The Christmas Season is upon us. It is the time of year when we recognize the Savior’s birth. It is a time for reflecting on the Savior and the importance of his arrival in mortality.
It had been prophesied for thousands of years that he would be born into the world. So that there would be no mistake, it was foretold that he would be born of a virgin named Mary.
After all these years, we have lost the true meaning of his birth. We recognize it only as an overly materialized day where we give presents that are of questionable value, or of no value at all.
This is a law most people don’t know much about. It received a lot of air play a few years ago when Rhonda Barnes made the movie and wrote her book on the same topic.
This is a universal law, just like the law of gravity. It states you attract what you think about or what you feel strongly about or what you give your emotions to.
It has worked both ways in my life. During the 90’s I drove an old 86 Saab Turbo and fell in love with it. The only problem was, I didn’t have money to purchase another vehicle.
I would check the Iwana on a regular basis just to see if anything was listed. You see, this was a local paper that listed all sorts of things that were for sale, so I wanted to be kept abreast of what was available. This went on for many years.
Tiger Woods, who has not played a competitive round of golf in almost a year, was back on the course this weekend, and he played a really good round of golf, so they say.
Why would someone, who has won as many championships as he has won and made as much money as he has made, still play? It is not for the money. He already has more than he can ever spend.
No, something else is driving him. Although he has won many awards already, he is playing to his own music. There is something in golf, that he has not accomplished, that is driving him. Although he owns most of the records pertaining to golf, he is not satisfied with what he has accomplished.
So he is competing in a tournament down in the Bahamas and is holding his own.
I wish someone had asked me that question before I graduated from high school in 1967. When I graduated, I did not have a clue of what I wanted. I knew I wanted to change the world, but if you asked me what that meant, I could not tell you then and I cannot tell you now.

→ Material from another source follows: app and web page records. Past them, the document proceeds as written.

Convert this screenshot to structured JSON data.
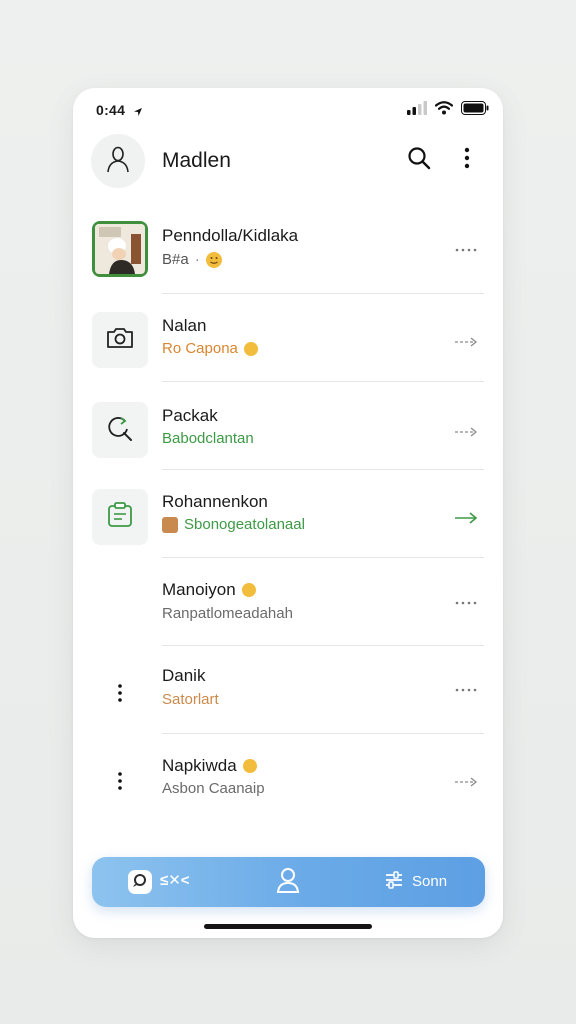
{
  "status_bar": {
    "time": "0:44"
  },
  "header": {
    "title": "Madlen"
  },
  "items": [
    {
      "name": "Penndolla/Kidlaka",
      "sub": "B#a",
      "sub_color": "#555555",
      "thumb": "photo-avatar",
      "trail": "dots"
    },
    {
      "name": "Nalan",
      "sub": "Ro Capona",
      "sub_color": "#d9862e",
      "thumb": "camera-icon",
      "trail": "arrow"
    },
    {
      "name": "Packak",
      "sub": "Babodclantan",
      "sub_color": "#3d9a45",
      "thumb": "refresh-search-icon",
      "trail": "arrow"
    },
    {
      "name": "Rohannenkon",
      "sub": "Sbonogeatolanaal",
      "sub_color": "#3d9a45",
      "thumb": "clipboard-icon",
      "trail": "arrow-accent"
    },
    {
      "name": "Manoiyon",
      "sub": "Ranpatlomeadahah",
      "sub_color": "#6b6b6b",
      "thumb": "none",
      "trail": "dots"
    },
    {
      "name": "Danik",
      "sub": "Satorlart",
      "sub_color": "#cc8a4c",
      "thumb": "kebab",
      "trail": "dots"
    },
    {
      "name": "Napkiwda",
      "sub": "Asbon Caanaip",
      "sub_color": "#6b6b6b",
      "thumb": "kebab",
      "trail": "arrow"
    }
  ],
  "bottom_nav": {
    "left_label": "≤✕<",
    "right_label": "Sonn"
  },
  "colors": {
    "accent_green": "#3d9a45",
    "accent_orange": "#d9862e",
    "nav_blue": "#6aaae8",
    "emoji_yellow": "#f2bd3c"
  }
}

I know there are many of us in this same predicament. Getting out of school was the only thing on our mind. Now, 50 years later, this is the situation.
Many of us are looking at the remainder of our lives not really liking what we see and really don’t have any idea of what can be done to improve life in the future.
Og Mandino once said, “We are playing the game of life without knowing all of the rules.”
As children, we were taught to get a good job, you needed to go to college to get a good education to prepare us for happiness in our later years.
For many of us, this statement has proven not to be accurate. Many of us have gone on to colleges and did well, but that did not translate into true happiness later in life.
Almost all activities require cooperation from others, husband wife relationships in marriage, employer employee relations in the work place, parent children in the family, all of these relationships require getting the best from others, but how does one do that?
Dr. Robert Hartman stated that people on average hold back a significant portion of their cooperation and productivity until they feel validated as a human being. He stated that they hold back as much as 40% of their total capacity, and this is in non-adversarial relationships, such as those described above.
I have made it my goal in life to help every Baby Boomer finally become who they were meant to be.